April 30 – May 6, 2018
Scripture Overview

The Acts passage continues to tell the story of the advance of the gospel. The Holy Spirit falls on a group of Gentiles. They believe and are baptized, thus showing God’s inclusion of all peoples in the plan of salvation. Psalm 98 is a simple declaration of praise. All creation will sing to and rejoice in the Lord. The two passages from John are linked by their emphasis on the relationship between love and obedience. We do not follow God’s commandments in order to make God love us. On the contrary, because God has first loved us and we love God in return, we follow God’s teachings. Jesus provides the model for us, being obedient to his Father out of love.

Questions and Suggestions for Reflection

• Read Acts 10:44-48. When has the Spirit of God brought you to a new understanding?
• Read Psalm 98. Does the guest of honor’s coming to judge the earth make you feel easy or uneasy? Why?
• Read 1 John 5:1-6. Is your life one of “oughts,” “musts,” and “shoulds”? Do you impose them on yourself, or do they come from others? How do you move toward loving obedience?
• Read John 15:9-17. How do you experience yourself as a manifestation of the Logos?

Respond by posting a prayer.

Rev. dr. richard h. gentzler  jr

Missing an Opportunity
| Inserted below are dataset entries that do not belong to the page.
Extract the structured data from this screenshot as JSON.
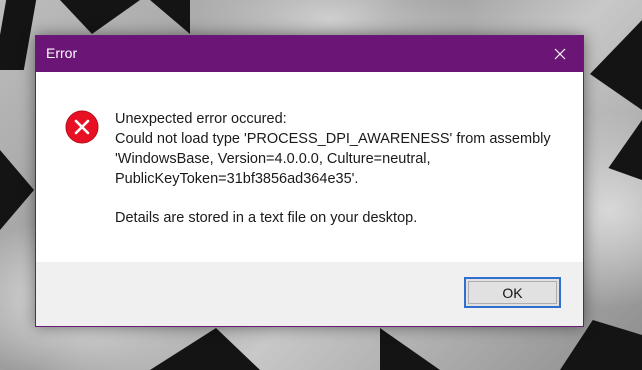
{
  "window": {
    "title": "Error",
    "close_icon": "close-icon",
    "accent_color": "#6b1577"
  },
  "message": {
    "icon": "error-icon",
    "icon_color": "#e81123",
    "lines": [
      "Unexpected error occured:",
      "Could not load type 'PROCESS_DPI_AWARENESS' from assembly",
      "'WindowsBase, Version=4.0.0.0, Culture=neutral,",
      "PublicKeyToken=31bf3856ad364e35'."
    ],
    "details": "Details are stored in a text file on your desktop."
  },
  "buttons": {
    "ok_label": "OK"
  }
}
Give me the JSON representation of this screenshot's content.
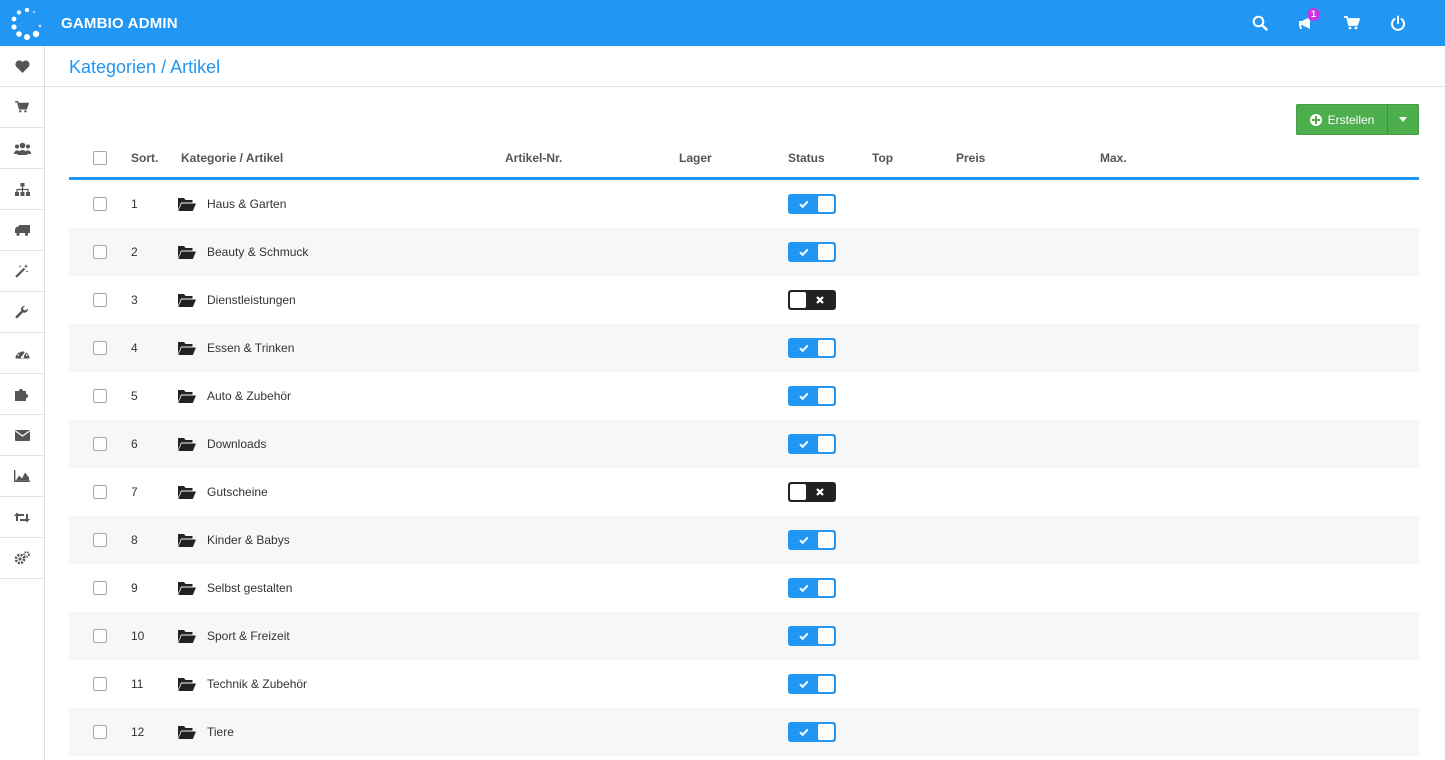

"I am concerned about our aging church membership, not out of fear that we are becoming an 'old' church; rather, my concern is that churches are missing an opportunity to help build the Kingdom of God with older adults." Read more . . .